[Dataset rows for apps and sites]
•••••
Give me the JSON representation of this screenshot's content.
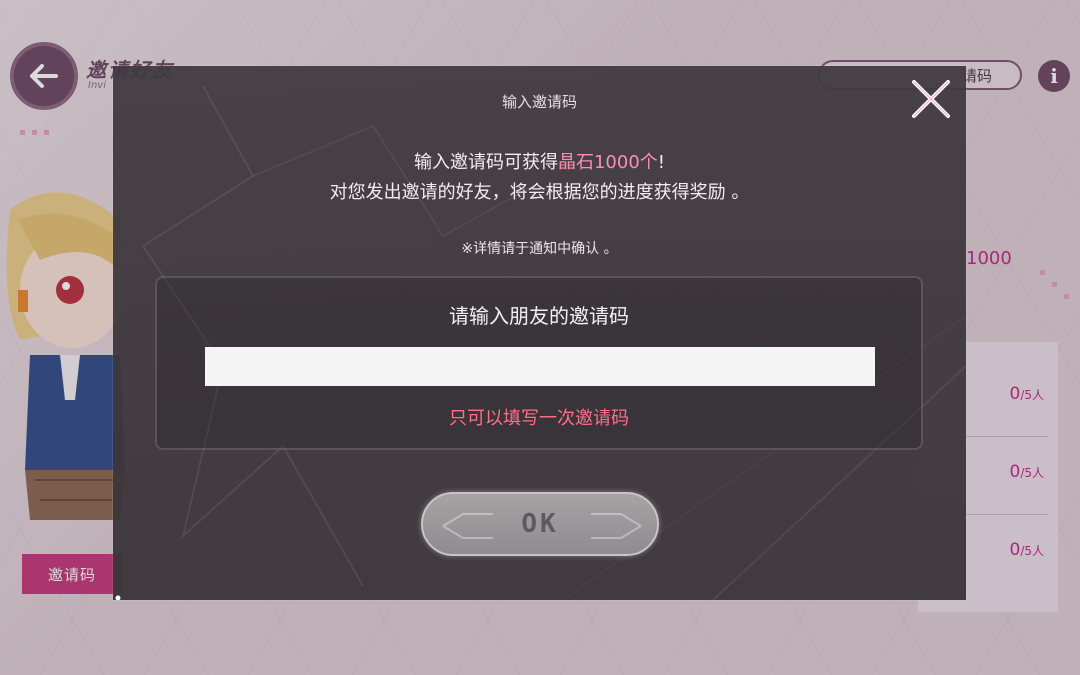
{
  "background": {
    "title": "邀请好友",
    "title_sub": "Invi",
    "pill_text": "请码",
    "info_icon": "i",
    "reward_text": "1000",
    "rows": [
      {
        "count": "0",
        "unit": "/5人"
      },
      {
        "count": "0",
        "unit": "/5人"
      },
      {
        "count": "0",
        "unit": "/5人"
      }
    ],
    "invite_tab_label": "邀请码"
  },
  "dialog": {
    "title": "输入邀请码",
    "message_line1_prefix": "输入邀请码可获得",
    "message_line1_highlight": "晶石1000个",
    "message_line1_suffix": "!",
    "message_line2": "对您发出邀请的好友，将会根据您的进度获得奖励 。",
    "note": "※详情请于通知中确认 。",
    "input_label": "请输入朋友的邀请码",
    "input_value": "",
    "input_warning": "只可以填写一次邀请码",
    "ok_label": "OK"
  },
  "colors": {
    "accent_pink": "#ff8db0",
    "warning_red": "#ff6e8a",
    "brand_purple": "#6b4a63",
    "reward_magenta": "#c0288a"
  },
  "icons": [
    "back-arrow-icon",
    "info-icon",
    "close-icon"
  ]
}
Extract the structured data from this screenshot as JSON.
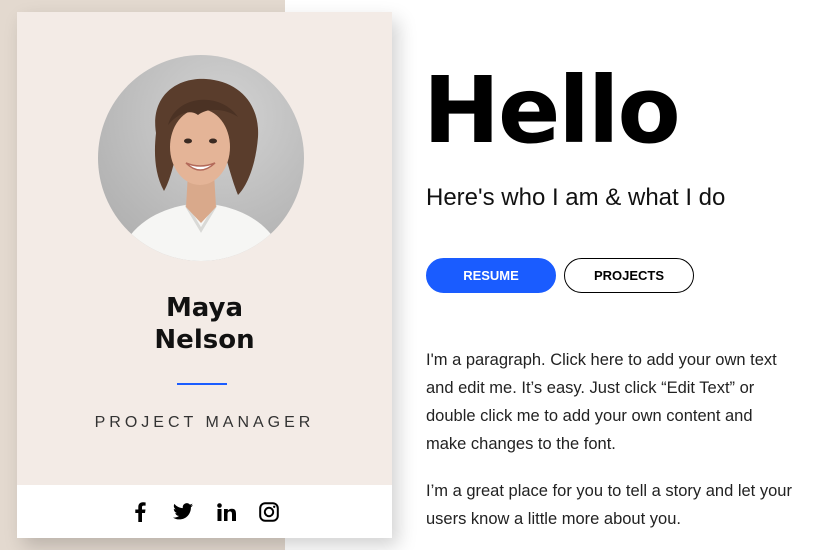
{
  "profile": {
    "first_name": "Maya",
    "last_name": "Nelson",
    "role": "PROJECT MANAGER"
  },
  "social": [
    {
      "name": "facebook",
      "icon": "facebook-icon"
    },
    {
      "name": "twitter",
      "icon": "twitter-icon"
    },
    {
      "name": "linkedin",
      "icon": "linkedin-icon"
    },
    {
      "name": "instagram",
      "icon": "instagram-icon"
    }
  ],
  "hero": {
    "title": "Hello",
    "subtitle": "Here's who I am & what I do"
  },
  "buttons": {
    "resume_label": "RESUME",
    "projects_label": "PROJECTS"
  },
  "about": {
    "paragraph1": "I'm a paragraph. Click here to add your own text and edit me. It’s easy. Just click “Edit Text” or double click me to add your own content and make changes to the font.",
    "paragraph2": "I’m a great place for you to tell a story and let your users know a little more about you."
  },
  "colors": {
    "accent": "#1a5cff",
    "card_bg": "#f3ebe6",
    "side_bg": "#e3d9cf"
  }
}
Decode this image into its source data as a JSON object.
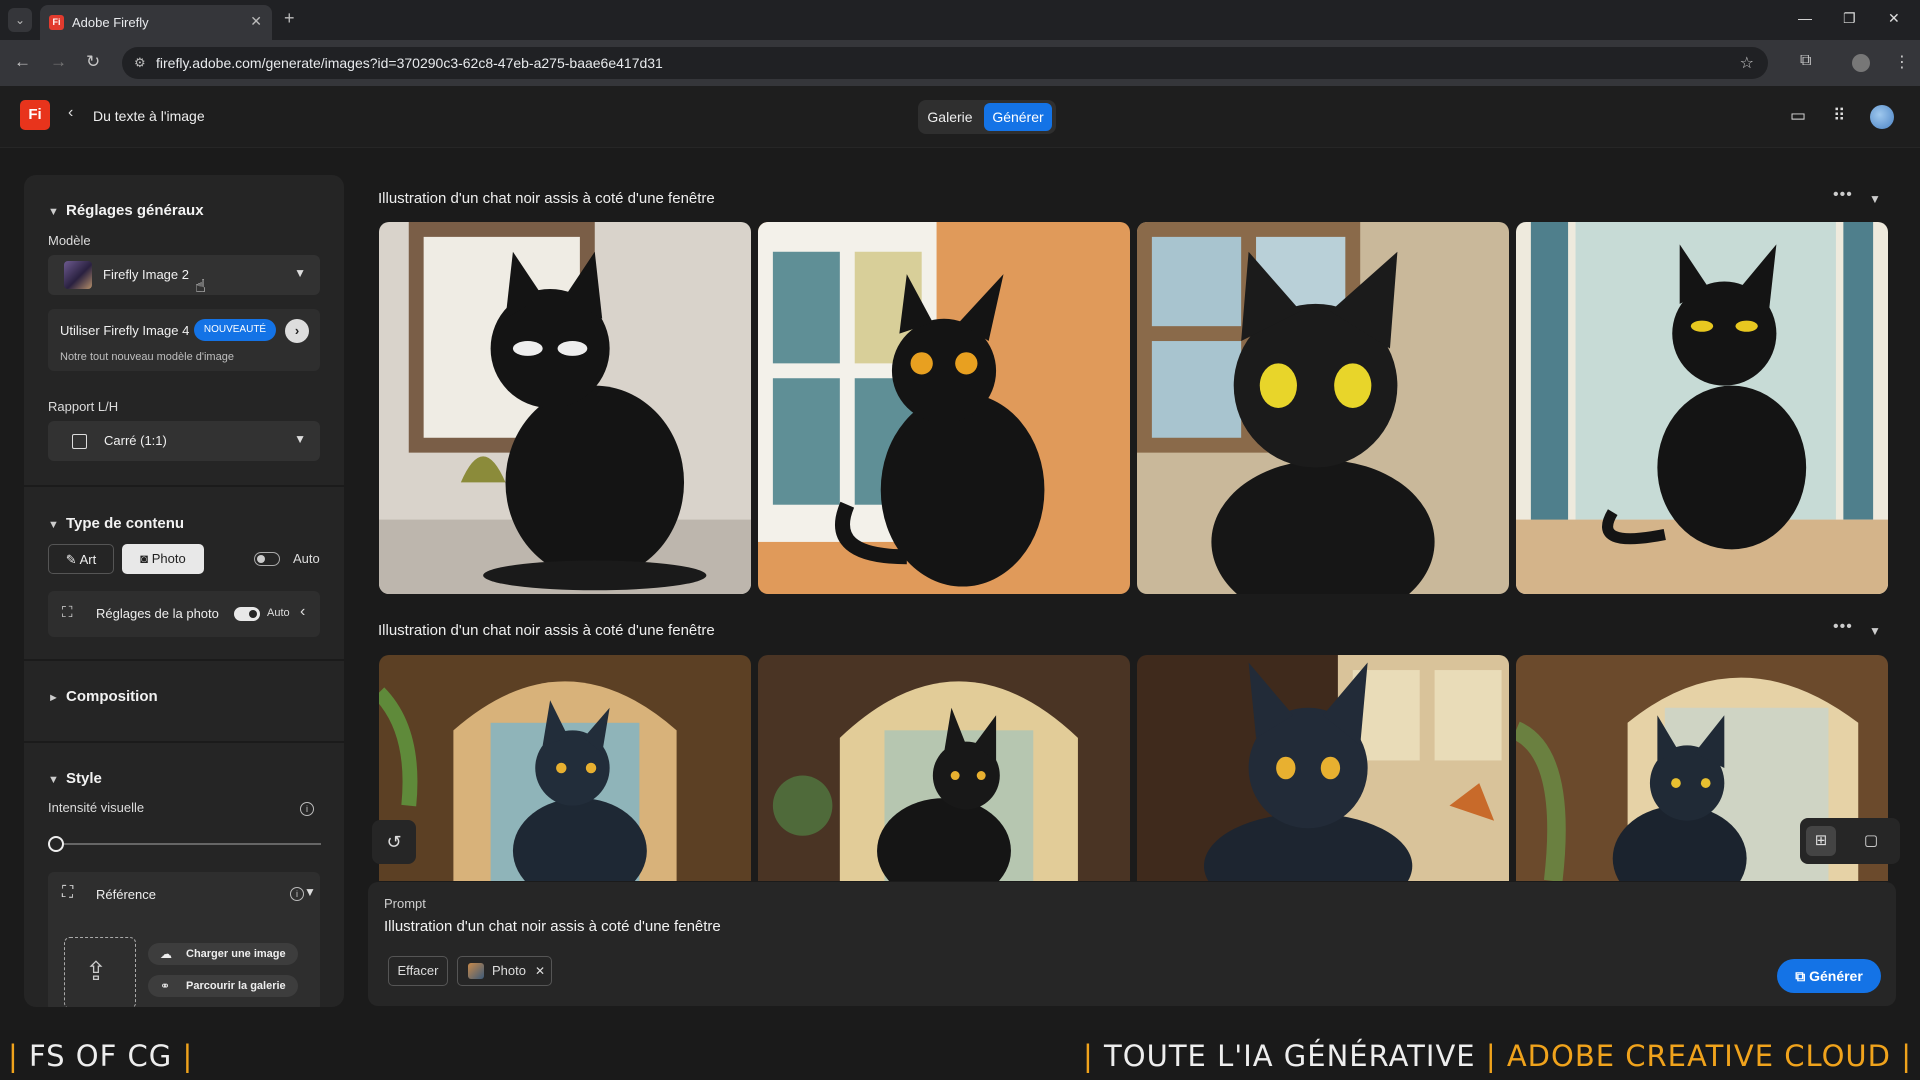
{
  "browser": {
    "tab_title": "Adobe Firefly",
    "url": "firefly.adobe.com/generate/images?id=370290c3-62c8-47eb-a275-baae6e417d31"
  },
  "app": {
    "logo": "Fi",
    "breadcrumb": "Du texte à l'image",
    "tabs": {
      "gallery": "Galerie",
      "generate": "Générer"
    }
  },
  "sidebar": {
    "general_title": "Réglages généraux",
    "model_label": "Modèle",
    "model_value": "Firefly Image 2",
    "promo_title": "Utiliser Firefly Image 4",
    "promo_badge": "NOUVEAUTÉ",
    "promo_sub": "Notre tout nouveau modèle d'image",
    "ratio_label": "Rapport L/H",
    "ratio_value": "Carré (1:1)",
    "content_title": "Type de contenu",
    "content_art": "Art",
    "content_photo": "Photo",
    "content_auto": "Auto",
    "photo_settings": "Réglages de la photo",
    "photo_settings_auto": "Auto",
    "composition_title": "Composition",
    "style_title": "Style",
    "intensity_label": "Intensité visuelle",
    "intensity_value": 0,
    "reference_label": "Référence",
    "upload_label": "Charger une image",
    "browse_label": "Parcourir la galerie"
  },
  "main": {
    "rows": [
      {
        "title": "Illustration d'un chat noir assis à coté d'une fenêtre"
      },
      {
        "title": "Illustration d'un chat noir assis à coté d'une fenêtre"
      }
    ]
  },
  "prompt": {
    "label": "Prompt",
    "text": "Illustration d'un chat noir assis à coté d'une fenêtre",
    "clear": "Effacer",
    "chip": "Photo",
    "generate": "Générer"
  },
  "footer": {
    "left_bar1": "|",
    "left_text": "FS OF CG",
    "left_bar2": "|",
    "right_bar1": "|",
    "right_text1": "TOUTE L'IA GÉNÉRATIVE",
    "right_bar2": "|",
    "right_text2": "ADOBE CREATIVE CLOUD",
    "right_bar3": "|"
  },
  "colors": {
    "accent": "#1473e6",
    "banner_gold": "#f0a31c",
    "logo_red": "#e8341c"
  }
}
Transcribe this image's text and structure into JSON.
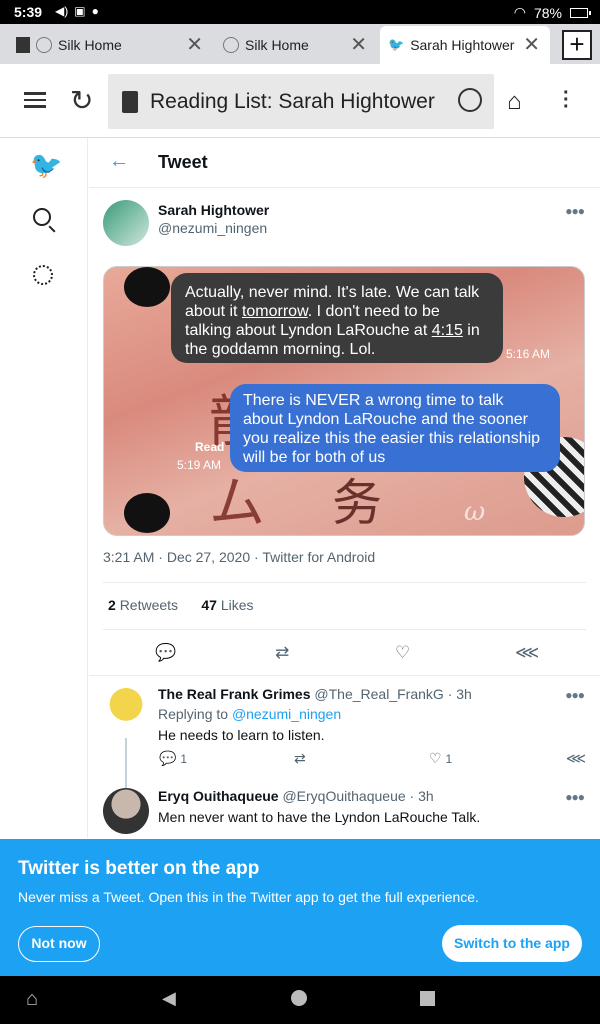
{
  "status": {
    "time": "5:39",
    "battery": "78%"
  },
  "tabs": [
    {
      "label": "Silk Home"
    },
    {
      "label": "Silk Home"
    },
    {
      "label": "Sarah Hightower"
    }
  ],
  "toolbar": {
    "url_title": "Reading List: Sarah Hightower"
  },
  "page": {
    "header_title": "Tweet"
  },
  "tweet": {
    "author_name": "Sarah Hightower",
    "author_handle": "@nezumi_ningen",
    "bubble_left_pre": "Actually, never mind. It's late. We can talk about it ",
    "bubble_left_link1": "tomorrow",
    "bubble_left_mid": ". I don't need to be talking about Lyndon LaRouche at ",
    "bubble_left_link2": "4:15",
    "bubble_left_post": " in the goddamn morning. Lol.",
    "bubble_left_time": "5:16 AM",
    "bubble_right": "There is NEVER a wrong time to talk about Lyndon LaRouche and the sooner you realize this the easier this relationship will be for both of us",
    "read_label": "Read",
    "bubble_right_time": "5:19 AM",
    "time": "3:21 AM",
    "date": "Dec 27, 2020",
    "source": "Twitter for Android",
    "retweets_count": "2",
    "retweets_label": "Retweets",
    "likes_count": "47",
    "likes_label": "Likes"
  },
  "replies": [
    {
      "name": "The Real Frank Grimes",
      "handle": "@The_Real_FrankG",
      "age": "3h",
      "replying_label": "Replying to",
      "replying_to": "@nezumi_ningen",
      "text": "He needs to learn to listen.",
      "reply_count": "1",
      "like_count": "1"
    },
    {
      "name": "Eryq Ouithaqueue",
      "handle": "@EryqOuithaqueue",
      "age": "3h",
      "text": "Men never want to have the Lyndon LaRouche Talk."
    }
  ],
  "banner": {
    "title": "Twitter is better on the app",
    "subtitle": "Never miss a Tweet. Open this in the Twitter app to get the full experience.",
    "not_now": "Not now",
    "switch": "Switch to the app"
  },
  "icons": {
    "back": "arrow-left-icon",
    "twitter": "twitter-bird-icon",
    "search": "search-icon",
    "settings": "gear-icon"
  },
  "colors": {
    "accent": "#1da1f2",
    "bubble_blue": "#3871d3",
    "bubble_gray": "#3b3b3b"
  }
}
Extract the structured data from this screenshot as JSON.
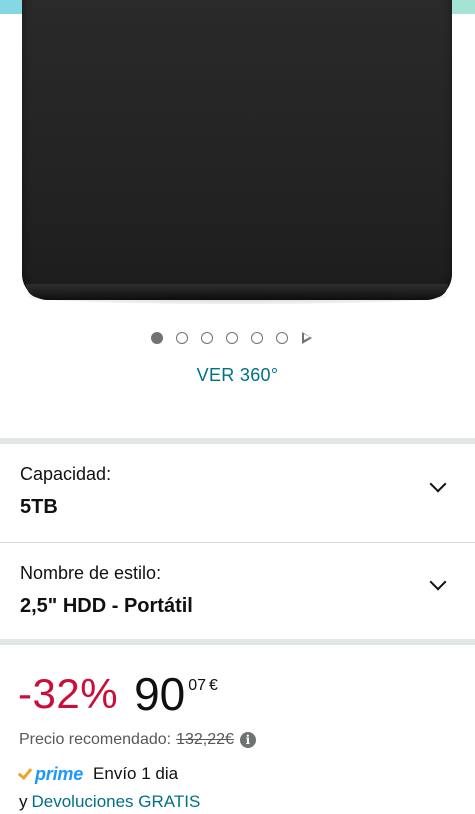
{
  "gallery": {
    "image_alt": "Disco duro externo negro",
    "dot_count": 6,
    "active_dot": 0,
    "ver360_label": "VER 360°"
  },
  "selectors": [
    {
      "label": "Capacidad:",
      "value": "5TB"
    },
    {
      "label": "Nombre de estilo:",
      "value": "2,5\" HDD - Portátil"
    }
  ],
  "price": {
    "discount": "-32%",
    "whole": "90",
    "fraction": "07",
    "currency": "€",
    "rrp_label": "Precio recomendado:",
    "rrp_value": "132,22€",
    "info_icon": "info-icon"
  },
  "delivery": {
    "prime_label": "prime",
    "text": "Envío 1 dia",
    "returns_prefix": "y",
    "returns_link": "Devoluciones GRATIS"
  },
  "colors": {
    "link": "#007185",
    "discount": "#cc0c39",
    "prime_blue": "#1a98ff",
    "prime_check": "#f0a32f"
  }
}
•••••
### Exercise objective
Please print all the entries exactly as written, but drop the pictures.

### Answer to the problem
Give me the JSON representation of this screenshot's content.
{
  "background": {
    "title": "邀请好友",
    "title_sub": "Invi",
    "pill_text": "请码",
    "info_icon": "i",
    "reward_text": "1000",
    "rows": [
      {
        "count": "0",
        "unit": "/5人"
      },
      {
        "count": "0",
        "unit": "/5人"
      },
      {
        "count": "0",
        "unit": "/5人"
      }
    ],
    "invite_tab_label": "邀请码"
  },
  "dialog": {
    "title": "输入邀请码",
    "message_line1_prefix": "输入邀请码可获得",
    "message_line1_highlight": "晶石1000个",
    "message_line1_suffix": "!",
    "message_line2": "对您发出邀请的好友，将会根据您的进度获得奖励 。",
    "note": "※详情请于通知中确认 。",
    "input_label": "请输入朋友的邀请码",
    "input_value": "",
    "input_warning": "只可以填写一次邀请码",
    "ok_label": "OK"
  },
  "colors": {
    "accent_pink": "#ff8db0",
    "warning_red": "#ff6e8a",
    "brand_purple": "#6b4a63",
    "reward_magenta": "#c0288a"
  },
  "icons": [
    "back-arrow-icon",
    "info-icon",
    "close-icon"
  ]
}
Extract the structured data from this screenshot as JSON.
{
  "profile": {
    "first_name": "Maya",
    "last_name": "Nelson",
    "role": "PROJECT MANAGER"
  },
  "social": [
    {
      "name": "facebook",
      "icon": "facebook-icon"
    },
    {
      "name": "twitter",
      "icon": "twitter-icon"
    },
    {
      "name": "linkedin",
      "icon": "linkedin-icon"
    },
    {
      "name": "instagram",
      "icon": "instagram-icon"
    }
  ],
  "hero": {
    "title": "Hello",
    "subtitle": "Here's who I am & what I do"
  },
  "buttons": {
    "resume_label": "RESUME",
    "projects_label": "PROJECTS"
  },
  "about": {
    "paragraph1": "I'm a paragraph. Click here to add your own text and edit me. It’s easy. Just click “Edit Text” or double click me to add your own content and make changes to the font.",
    "paragraph2": "I’m a great place for you to tell a story and let your users know a little more about you."
  },
  "colors": {
    "accent": "#1a5cff",
    "card_bg": "#f3ebe6",
    "side_bg": "#e3d9cf"
  }
}
Decode this image into its source data as a JSON object.
{
  "browser": {
    "tab_title": "Adobe Firefly",
    "url": "firefly.adobe.com/generate/images?id=370290c3-62c8-47eb-a275-baae6e417d31"
  },
  "app": {
    "logo": "Fi",
    "breadcrumb": "Du texte à l'image",
    "tabs": {
      "gallery": "Galerie",
      "generate": "Générer"
    }
  },
  "sidebar": {
    "general_title": "Réglages généraux",
    "model_label": "Modèle",
    "model_value": "Firefly Image 2",
    "promo_title": "Utiliser Firefly Image 4",
    "promo_badge": "NOUVEAUTÉ",
    "promo_sub": "Notre tout nouveau modèle d'image",
    "ratio_label": "Rapport L/H",
    "ratio_value": "Carré (1:1)",
    "content_title": "Type de contenu",
    "content_art": "Art",
    "content_photo": "Photo",
    "content_auto": "Auto",
    "photo_settings": "Réglages de la photo",
    "photo_settings_auto": "Auto",
    "composition_title": "Composition",
    "style_title": "Style",
    "intensity_label": "Intensité visuelle",
    "intensity_value": 0,
    "reference_label": "Référence",
    "upload_label": "Charger une image",
    "browse_label": "Parcourir la galerie"
  },
  "main": {
    "rows": [
      {
        "title": "Illustration d'un chat noir assis à coté d'une fenêtre"
      },
      {
        "title": "Illustration d'un chat noir assis à coté d'une fenêtre"
      }
    ]
  },
  "prompt": {
    "label": "Prompt",
    "text": "Illustration d'un chat noir assis à coté d'une fenêtre",
    "clear": "Effacer",
    "chip": "Photo",
    "generate": "Générer"
  },
  "footer": {
    "left_bar1": "|",
    "left_text": "FS OF CG",
    "left_bar2": "|",
    "right_bar1": "|",
    "right_text1": "TOUTE L'IA GÉNÉRATIVE",
    "right_bar2": "|",
    "right_text2": "ADOBE CREATIVE CLOUD",
    "right_bar3": "|"
  },
  "colors": {
    "accent": "#1473e6",
    "banner_gold": "#f0a31c",
    "logo_red": "#e8341c"
  }
}
Transcribe this image's text and structure into JSON.
{
  "status": {
    "time": "5:39",
    "battery": "78%"
  },
  "tabs": [
    {
      "label": "Silk Home"
    },
    {
      "label": "Silk Home"
    },
    {
      "label": "Sarah Hightower"
    }
  ],
  "toolbar": {
    "url_title": "Reading List: Sarah Hightower"
  },
  "page": {
    "header_title": "Tweet"
  },
  "tweet": {
    "author_name": "Sarah Hightower",
    "author_handle": "@nezumi_ningen",
    "bubble_left_pre": "Actually, never mind. It's late. We can talk about it ",
    "bubble_left_link1": "tomorrow",
    "bubble_left_mid": ". I don't need to be talking about Lyndon LaRouche at ",
    "bubble_left_link2": "4:15",
    "bubble_left_post": " in the goddamn morning. Lol.",
    "bubble_left_time": "5:16 AM",
    "bubble_right": "There is NEVER a wrong time to talk about Lyndon LaRouche and the sooner you realize this the easier this relationship will be for both of us",
    "read_label": "Read",
    "bubble_right_time": "5:19 AM",
    "time": "3:21 AM",
    "date": "Dec 27, 2020",
    "source": "Twitter for Android",
    "retweets_count": "2",
    "retweets_label": "Retweets",
    "likes_count": "47",
    "likes_label": "Likes"
  },
  "replies": [
    {
      "name": "The Real Frank Grimes",
      "handle": "@The_Real_FrankG",
      "age": "3h",
      "replying_label": "Replying to",
      "replying_to": "@nezumi_ningen",
      "text": "He needs to learn to listen.",
      "reply_count": "1",
      "like_count": "1"
    },
    {
      "name": "Eryq Ouithaqueue",
      "handle": "@EryqOuithaqueue",
      "age": "3h",
      "text": "Men never want to have the Lyndon LaRouche Talk."
    }
  ],
  "banner": {
    "title": "Twitter is better on the app",
    "subtitle": "Never miss a Tweet. Open this in the Twitter app to get the full experience.",
    "not_now": "Not now",
    "switch": "Switch to the app"
  },
  "icons": {
    "back": "arrow-left-icon",
    "twitter": "twitter-bird-icon",
    "search": "search-icon",
    "settings": "gear-icon"
  },
  "colors": {
    "accent": "#1da1f2",
    "bubble_blue": "#3871d3",
    "bubble_gray": "#3b3b3b"
  }
}
Extract the structured data from this screenshot as JSON.
{
  "gallery": {
    "image_alt": "Disco duro externo negro",
    "dot_count": 6,
    "active_dot": 0,
    "ver360_label": "VER 360°"
  },
  "selectors": [
    {
      "label": "Capacidad:",
      "value": "5TB"
    },
    {
      "label": "Nombre de estilo:",
      "value": "2,5\" HDD - Portátil"
    }
  ],
  "price": {
    "discount": "-32%",
    "whole": "90",
    "fraction": "07",
    "currency": "€",
    "rrp_label": "Precio recomendado:",
    "rrp_value": "132,22€",
    "info_icon": "info-icon"
  },
  "delivery": {
    "prime_label": "prime",
    "text": "Envío 1 dia",
    "returns_prefix": "y",
    "returns_link": "Devoluciones GRATIS"
  },
  "colors": {
    "link": "#007185",
    "discount": "#cc0c39",
    "prime_blue": "#1a98ff",
    "prime_check": "#f0a32f"
  }
}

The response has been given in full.